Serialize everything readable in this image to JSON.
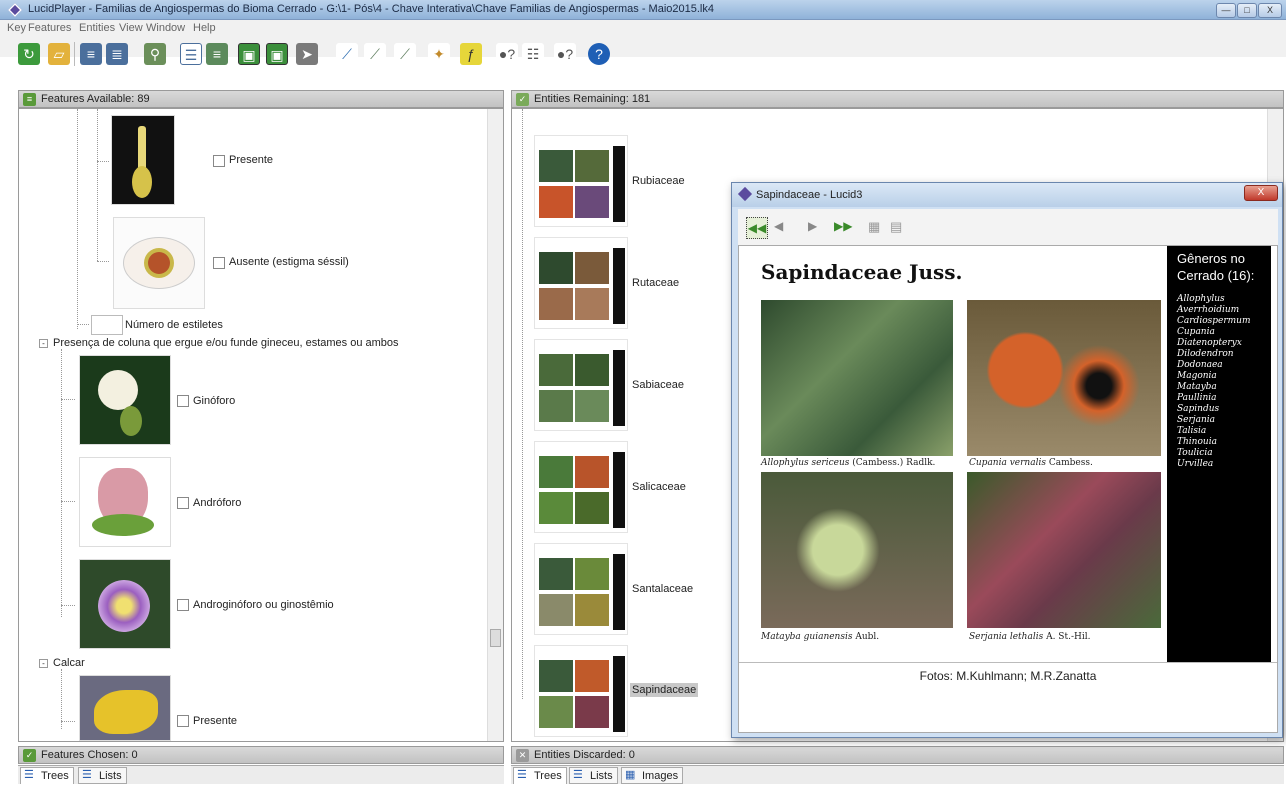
{
  "window": {
    "title": "LucidPlayer - Familias de Angiospermas do Bioma Cerrado - G:\\1- Pós\\4 - Chave Interativa\\Chave Familias de Angiospermas - Maio2015.lk4",
    "min": "—",
    "max": "□",
    "close": "X"
  },
  "menu": [
    "Key",
    "Features",
    "Entities",
    "View",
    "Window",
    "Help"
  ],
  "toolbar_icons": [
    "reset-icon",
    "open-icon",
    "tree-icon",
    "tree-alt-icon",
    "search-icon",
    "list-icon",
    "list-expand-icon",
    "filter-icon",
    "filter-alt-icon",
    "arrow-icon",
    "wand-icon",
    "wand-alt-icon",
    "wand-alt2-icon",
    "pin-icon",
    "feature-icon",
    "help-feature-icon",
    "list-help-icon",
    "entity-help-icon",
    "help-icon"
  ],
  "features_panel": {
    "header": "Features Available: 89",
    "items": [
      {
        "label": "Presente"
      },
      {
        "label": "Ausente (estigma séssil)"
      },
      {
        "label": "Número de estiletes"
      },
      {
        "label": "Presença de coluna que ergue e/ou funde gineceu, estames ou ambos"
      },
      {
        "label": "Ginóforo"
      },
      {
        "label": "Andróforo"
      },
      {
        "label": "Androginóforo ou ginostêmio"
      },
      {
        "label": "Calcar"
      },
      {
        "label": "Presente"
      }
    ]
  },
  "features_chosen": {
    "header": "Features Chosen: 0"
  },
  "left_tabs": {
    "trees": "Trees",
    "lists": "Lists"
  },
  "entities_panel": {
    "header": "Entities Remaining: 181",
    "items": [
      {
        "label": "Rubiaceae"
      },
      {
        "label": "Rutaceae"
      },
      {
        "label": "Sabiaceae"
      },
      {
        "label": "Salicaceae"
      },
      {
        "label": "Santalaceae"
      },
      {
        "label": "Sapindaceae"
      }
    ]
  },
  "entities_discarded": {
    "header": "Entities Discarded: 0"
  },
  "right_tabs": {
    "trees": "Trees",
    "lists": "Lists",
    "images": "Images"
  },
  "popup": {
    "title": "Sapindaceae - Lucid3",
    "close": "X",
    "heading": "Sapindaceae Juss.",
    "captions": [
      {
        "species": "Allophylus sericeus",
        "author": " (Cambess.) Radlk."
      },
      {
        "species": "Cupania vernalis",
        "author": " Cambess."
      },
      {
        "species": "Matayba guianensis",
        "author": " Aubl."
      },
      {
        "species": "Serjania lethalis",
        "author": " A. St.-Hil."
      }
    ],
    "sidebar_title": "Gêneros no Cerrado (16):",
    "genera": [
      "Allophylus",
      "Averrhoidium",
      "Cardiospermum",
      "Cupania",
      "Diatenopteryx",
      "Dilodendron",
      "Dodonaea",
      "Magonia",
      "Matayba",
      "Paullinia",
      "Sapindus",
      "Serjania",
      "Talisia",
      "Thinouia",
      "Toulicia",
      "Urvillea"
    ],
    "footer": "Fotos: M.Kuhlmann; M.R.Zanatta"
  }
}
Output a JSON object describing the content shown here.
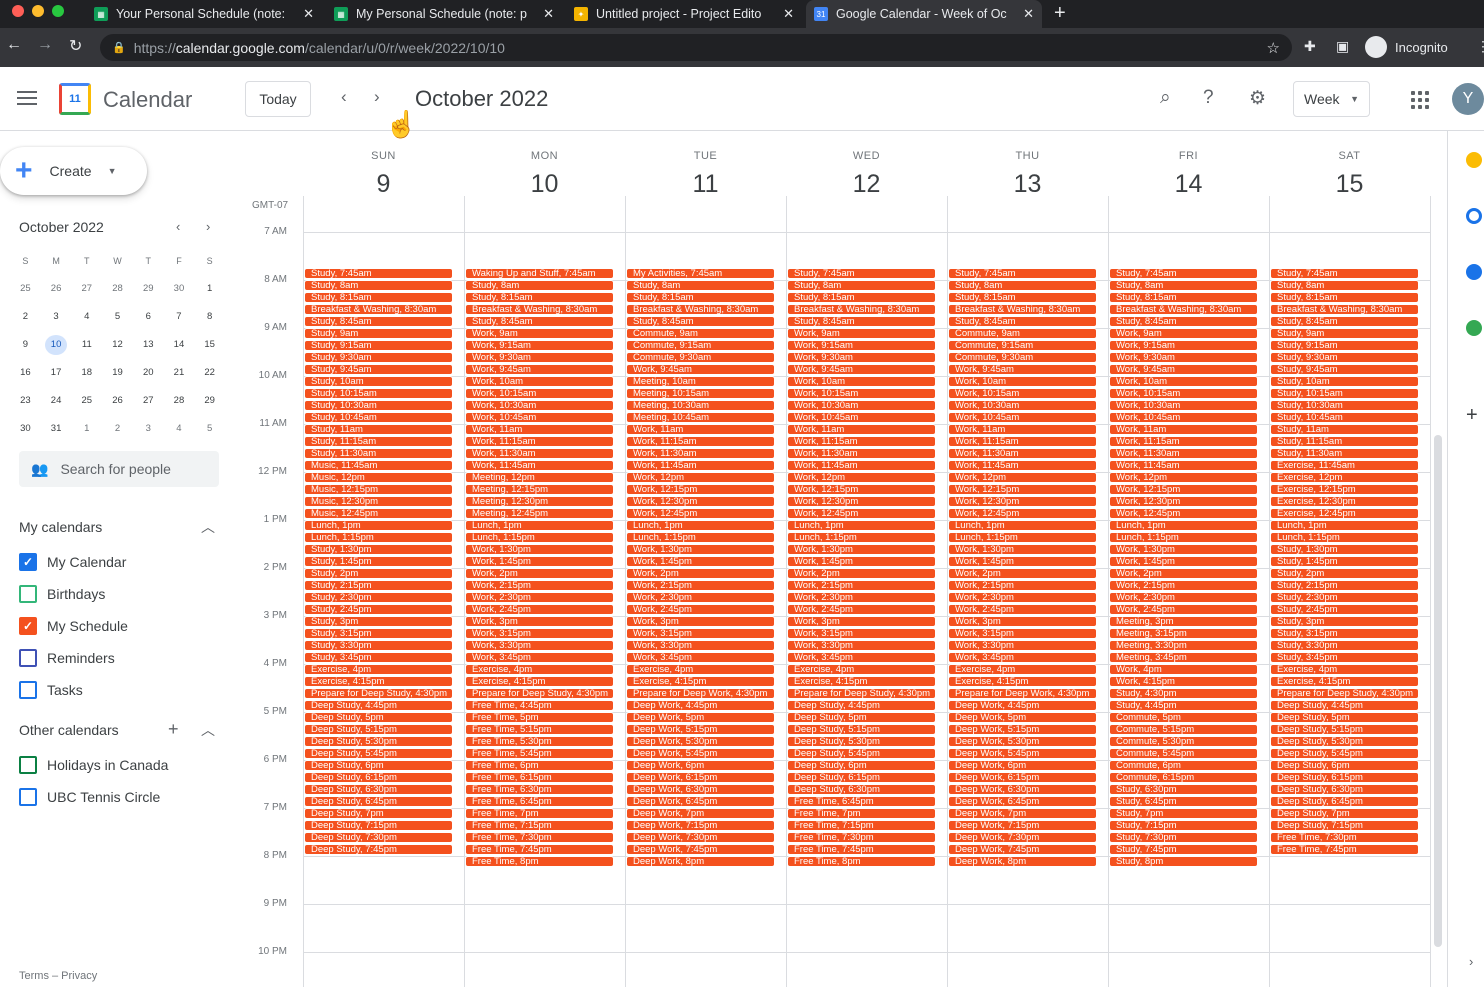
{
  "browser": {
    "tabs": [
      {
        "title": "Your Personal Schedule (note:",
        "icon": "sheets-icon",
        "color": "#0f9d58"
      },
      {
        "title": "My Personal Schedule (note: p",
        "icon": "sheets-icon",
        "color": "#0f9d58"
      },
      {
        "title": "Untitled project - Project Edito",
        "icon": "project-icon",
        "color": "#f4b400"
      },
      {
        "title": "Google Calendar - Week of Oc",
        "icon": "calendar-icon",
        "color": "#4285f4"
      }
    ],
    "url_prefix": "https://",
    "url_host": "calendar.google.com",
    "url_path": "/calendar/u/0/r/week/2022/10/10",
    "incognito_label": "Incognito"
  },
  "header": {
    "app_name": "Calendar",
    "logo_text": "11",
    "today_label": "Today",
    "title": "October 2022",
    "view_label": "Week",
    "avatar_letter": "Y"
  },
  "sidebar": {
    "create_label": "Create",
    "mini_title": "October 2022",
    "weekday_headers": [
      "S",
      "M",
      "T",
      "W",
      "T",
      "F",
      "S"
    ],
    "weeks": [
      [
        "25",
        "26",
        "27",
        "28",
        "29",
        "30",
        "1"
      ],
      [
        "2",
        "3",
        "4",
        "5",
        "6",
        "7",
        "8"
      ],
      [
        "9",
        "10",
        "11",
        "12",
        "13",
        "14",
        "15"
      ],
      [
        "16",
        "17",
        "18",
        "19",
        "20",
        "21",
        "22"
      ],
      [
        "23",
        "24",
        "25",
        "26",
        "27",
        "28",
        "29"
      ],
      [
        "30",
        "31",
        "1",
        "2",
        "3",
        "4",
        "5"
      ]
    ],
    "search_people_placeholder": "Search for people",
    "my_calendars_title": "My calendars",
    "my_calendars": [
      {
        "label": "My Calendar",
        "color": "#1a73e8",
        "checked": true
      },
      {
        "label": "Birthdays",
        "color": "#33b679",
        "checked": false
      },
      {
        "label": "My Schedule",
        "color": "#f4511e",
        "checked": true
      },
      {
        "label": "Reminders",
        "color": "#3f51b5",
        "checked": false
      },
      {
        "label": "Tasks",
        "color": "#1a73e8",
        "checked": false
      }
    ],
    "other_calendars_title": "Other calendars",
    "other_calendars": [
      {
        "label": "Holidays in Canada",
        "color": "#0b8043",
        "checked": false
      },
      {
        "label": "UBC Tennis Circle",
        "color": "#1a73e8",
        "checked": false
      }
    ],
    "footer": "Terms – Privacy"
  },
  "grid": {
    "timezone": "GMT-07",
    "days": [
      {
        "name": "SUN",
        "num": "9"
      },
      {
        "name": "MON",
        "num": "10"
      },
      {
        "name": "TUE",
        "num": "11"
      },
      {
        "name": "WED",
        "num": "12"
      },
      {
        "name": "THU",
        "num": "13"
      },
      {
        "name": "FRI",
        "num": "14"
      },
      {
        "name": "SAT",
        "num": "15"
      }
    ],
    "hours": [
      "7 AM",
      "8 AM",
      "9 AM",
      "10 AM",
      "11 AM",
      "12 PM",
      "1 PM",
      "2 PM",
      "3 PM",
      "4 PM",
      "5 PM",
      "6 PM",
      "7 PM",
      "8 PM",
      "9 PM",
      "10 PM"
    ],
    "event_color": "#f4511e",
    "events": [
      [
        "Study, 7:45am",
        "Study, 8am",
        "Study, 8:15am",
        "Breakfast & Washing, 8:30am",
        "Study, 8:45am",
        "Study, 9am",
        "Study, 9:15am",
        "Study, 9:30am",
        "Study, 9:45am",
        "Study, 10am",
        "Study, 10:15am",
        "Study, 10:30am",
        "Study, 10:45am",
        "Study, 11am",
        "Study, 11:15am",
        "Study, 11:30am",
        "Music, 11:45am",
        "Music, 12pm",
        "Music, 12:15pm",
        "Music, 12:30pm",
        "Music, 12:45pm",
        "Lunch, 1pm",
        "Lunch, 1:15pm",
        "Study, 1:30pm",
        "Study, 1:45pm",
        "Study, 2pm",
        "Study, 2:15pm",
        "Study, 2:30pm",
        "Study, 2:45pm",
        "Study, 3pm",
        "Study, 3:15pm",
        "Study, 3:30pm",
        "Study, 3:45pm",
        "Exercise, 4pm",
        "Exercise, 4:15pm",
        "Prepare for Deep Study, 4:30pm",
        "Deep Study, 4:45pm",
        "Deep Study, 5pm",
        "Deep Study, 5:15pm",
        "Deep Study, 5:30pm",
        "Deep Study, 5:45pm",
        "Deep Study, 6pm",
        "Deep Study, 6:15pm",
        "Deep Study, 6:30pm",
        "Deep Study, 6:45pm",
        "Deep Study, 7pm",
        "Deep Study, 7:15pm",
        "Deep Study, 7:30pm",
        "Deep Study, 7:45pm"
      ],
      [
        "Waking Up and Stuff, 7:45am",
        "Study, 8am",
        "Study, 8:15am",
        "Breakfast & Washing, 8:30am",
        "Study, 8:45am",
        "Work, 9am",
        "Work, 9:15am",
        "Work, 9:30am",
        "Work, 9:45am",
        "Work, 10am",
        "Work, 10:15am",
        "Work, 10:30am",
        "Work, 10:45am",
        "Work, 11am",
        "Work, 11:15am",
        "Work, 11:30am",
        "Work, 11:45am",
        "Meeting, 12pm",
        "Meeting, 12:15pm",
        "Meeting, 12:30pm",
        "Meeting, 12:45pm",
        "Lunch, 1pm",
        "Lunch, 1:15pm",
        "Work, 1:30pm",
        "Work, 1:45pm",
        "Work, 2pm",
        "Work, 2:15pm",
        "Work, 2:30pm",
        "Work, 2:45pm",
        "Work, 3pm",
        "Work, 3:15pm",
        "Work, 3:30pm",
        "Work, 3:45pm",
        "Exercise, 4pm",
        "Exercise, 4:15pm",
        "Prepare for Deep Study, 4:30pm",
        "Free Time, 4:45pm",
        "Free Time, 5pm",
        "Free Time, 5:15pm",
        "Free Time, 5:30pm",
        "Free Time, 5:45pm",
        "Free Time, 6pm",
        "Free Time, 6:15pm",
        "Free Time, 6:30pm",
        "Free Time, 6:45pm",
        "Free Time, 7pm",
        "Free Time, 7:15pm",
        "Free Time, 7:30pm",
        "Free Time, 7:45pm",
        "Free Time, 8pm"
      ],
      [
        "My Activities, 7:45am",
        "Study, 8am",
        "Study, 8:15am",
        "Breakfast & Washing, 8:30am",
        "Study, 8:45am",
        "Commute, 9am",
        "Commute, 9:15am",
        "Commute, 9:30am",
        "Work, 9:45am",
        "Meeting, 10am",
        "Meeting, 10:15am",
        "Meeting, 10:30am",
        "Meeting, 10:45am",
        "Work, 11am",
        "Work, 11:15am",
        "Work, 11:30am",
        "Work, 11:45am",
        "Work, 12pm",
        "Work, 12:15pm",
        "Work, 12:30pm",
        "Work, 12:45pm",
        "Lunch, 1pm",
        "Lunch, 1:15pm",
        "Work, 1:30pm",
        "Work, 1:45pm",
        "Work, 2pm",
        "Work, 2:15pm",
        "Work, 2:30pm",
        "Work, 2:45pm",
        "Work, 3pm",
        "Work, 3:15pm",
        "Work, 3:30pm",
        "Work, 3:45pm",
        "Exercise, 4pm",
        "Exercise, 4:15pm",
        "Prepare for Deep Work, 4:30pm",
        "Deep Work, 4:45pm",
        "Deep Work, 5pm",
        "Deep Work, 5:15pm",
        "Deep Work, 5:30pm",
        "Deep Work, 5:45pm",
        "Deep Work, 6pm",
        "Deep Work, 6:15pm",
        "Deep Work, 6:30pm",
        "Deep Work, 6:45pm",
        "Deep Work, 7pm",
        "Deep Work, 7:15pm",
        "Deep Work, 7:30pm",
        "Deep Work, 7:45pm",
        "Deep Work, 8pm"
      ],
      [
        "Study, 7:45am",
        "Study, 8am",
        "Study, 8:15am",
        "Breakfast & Washing, 8:30am",
        "Study, 8:45am",
        "Work, 9am",
        "Work, 9:15am",
        "Work, 9:30am",
        "Work, 9:45am",
        "Work, 10am",
        "Work, 10:15am",
        "Work, 10:30am",
        "Work, 10:45am",
        "Work, 11am",
        "Work, 11:15am",
        "Work, 11:30am",
        "Work, 11:45am",
        "Work, 12pm",
        "Work, 12:15pm",
        "Work, 12:30pm",
        "Work, 12:45pm",
        "Lunch, 1pm",
        "Lunch, 1:15pm",
        "Work, 1:30pm",
        "Work, 1:45pm",
        "Work, 2pm",
        "Work, 2:15pm",
        "Work, 2:30pm",
        "Work, 2:45pm",
        "Work, 3pm",
        "Work, 3:15pm",
        "Work, 3:30pm",
        "Work, 3:45pm",
        "Exercise, 4pm",
        "Exercise, 4:15pm",
        "Prepare for Deep Study, 4:30pm",
        "Deep Study, 4:45pm",
        "Deep Study, 5pm",
        "Deep Study, 5:15pm",
        "Deep Study, 5:30pm",
        "Deep Study, 5:45pm",
        "Deep Study, 6pm",
        "Deep Study, 6:15pm",
        "Deep Study, 6:30pm",
        "Free Time, 6:45pm",
        "Free Time, 7pm",
        "Free Time, 7:15pm",
        "Free Time, 7:30pm",
        "Free Time, 7:45pm",
        "Free Time, 8pm"
      ],
      [
        "Study, 7:45am",
        "Study, 8am",
        "Study, 8:15am",
        "Breakfast & Washing, 8:30am",
        "Study, 8:45am",
        "Commute, 9am",
        "Commute, 9:15am",
        "Commute, 9:30am",
        "Work, 9:45am",
        "Work, 10am",
        "Work, 10:15am",
        "Work, 10:30am",
        "Work, 10:45am",
        "Work, 11am",
        "Work, 11:15am",
        "Work, 11:30am",
        "Work, 11:45am",
        "Work, 12pm",
        "Work, 12:15pm",
        "Work, 12:30pm",
        "Work, 12:45pm",
        "Lunch, 1pm",
        "Lunch, 1:15pm",
        "Work, 1:30pm",
        "Work, 1:45pm",
        "Work, 2pm",
        "Work, 2:15pm",
        "Work, 2:30pm",
        "Work, 2:45pm",
        "Work, 3pm",
        "Work, 3:15pm",
        "Work, 3:30pm",
        "Work, 3:45pm",
        "Exercise, 4pm",
        "Exercise, 4:15pm",
        "Prepare for Deep Work, 4:30pm",
        "Deep Work, 4:45pm",
        "Deep Work, 5pm",
        "Deep Work, 5:15pm",
        "Deep Work, 5:30pm",
        "Deep Work, 5:45pm",
        "Deep Work, 6pm",
        "Deep Work, 6:15pm",
        "Deep Work, 6:30pm",
        "Deep Work, 6:45pm",
        "Deep Work, 7pm",
        "Deep Work, 7:15pm",
        "Deep Work, 7:30pm",
        "Deep Work, 7:45pm",
        "Deep Work, 8pm"
      ],
      [
        "Study, 7:45am",
        "Study, 8am",
        "Study, 8:15am",
        "Breakfast & Washing, 8:30am",
        "Study, 8:45am",
        "Work, 9am",
        "Work, 9:15am",
        "Work, 9:30am",
        "Work, 9:45am",
        "Work, 10am",
        "Work, 10:15am",
        "Work, 10:30am",
        "Work, 10:45am",
        "Work, 11am",
        "Work, 11:15am",
        "Work, 11:30am",
        "Work, 11:45am",
        "Work, 12pm",
        "Work, 12:15pm",
        "Work, 12:30pm",
        "Work, 12:45pm",
        "Lunch, 1pm",
        "Lunch, 1:15pm",
        "Work, 1:30pm",
        "Work, 1:45pm",
        "Work, 2pm",
        "Work, 2:15pm",
        "Work, 2:30pm",
        "Work, 2:45pm",
        "Meeting, 3pm",
        "Meeting, 3:15pm",
        "Meeting, 3:30pm",
        "Meeting, 3:45pm",
        "Work, 4pm",
        "Work, 4:15pm",
        "Study, 4:30pm",
        "Study, 4:45pm",
        "Commute, 5pm",
        "Commute, 5:15pm",
        "Commute, 5:30pm",
        "Commute, 5:45pm",
        "Commute, 6pm",
        "Commute, 6:15pm",
        "Study, 6:30pm",
        "Study, 6:45pm",
        "Study, 7pm",
        "Study, 7:15pm",
        "Study, 7:30pm",
        "Study, 7:45pm",
        "Study, 8pm"
      ],
      [
        "Study, 7:45am",
        "Study, 8am",
        "Study, 8:15am",
        "Breakfast & Washing, 8:30am",
        "Study, 8:45am",
        "Study, 9am",
        "Study, 9:15am",
        "Study, 9:30am",
        "Study, 9:45am",
        "Study, 10am",
        "Study, 10:15am",
        "Study, 10:30am",
        "Study, 10:45am",
        "Study, 11am",
        "Study, 11:15am",
        "Study, 11:30am",
        "Exercise, 11:45am",
        "Exercise, 12pm",
        "Exercise, 12:15pm",
        "Exercise, 12:30pm",
        "Exercise, 12:45pm",
        "Lunch, 1pm",
        "Lunch, 1:15pm",
        "Study, 1:30pm",
        "Study, 1:45pm",
        "Study, 2pm",
        "Study, 2:15pm",
        "Study, 2:30pm",
        "Study, 2:45pm",
        "Study, 3pm",
        "Study, 3:15pm",
        "Study, 3:30pm",
        "Study, 3:45pm",
        "Exercise, 4pm",
        "Exercise, 4:15pm",
        "Prepare for Deep Study, 4:30pm",
        "Deep Study, 4:45pm",
        "Deep Study, 5pm",
        "Deep Study, 5:15pm",
        "Deep Study, 5:30pm",
        "Deep Study, 5:45pm",
        "Deep Study, 6pm",
        "Deep Study, 6:15pm",
        "Deep Study, 6:30pm",
        "Deep Study, 6:45pm",
        "Deep Study, 7pm",
        "Deep Study, 7:15pm",
        "Free Time, 7:30pm",
        "Free Time, 7:45pm"
      ]
    ]
  }
}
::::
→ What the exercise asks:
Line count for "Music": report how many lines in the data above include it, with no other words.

→ Exercise result:
5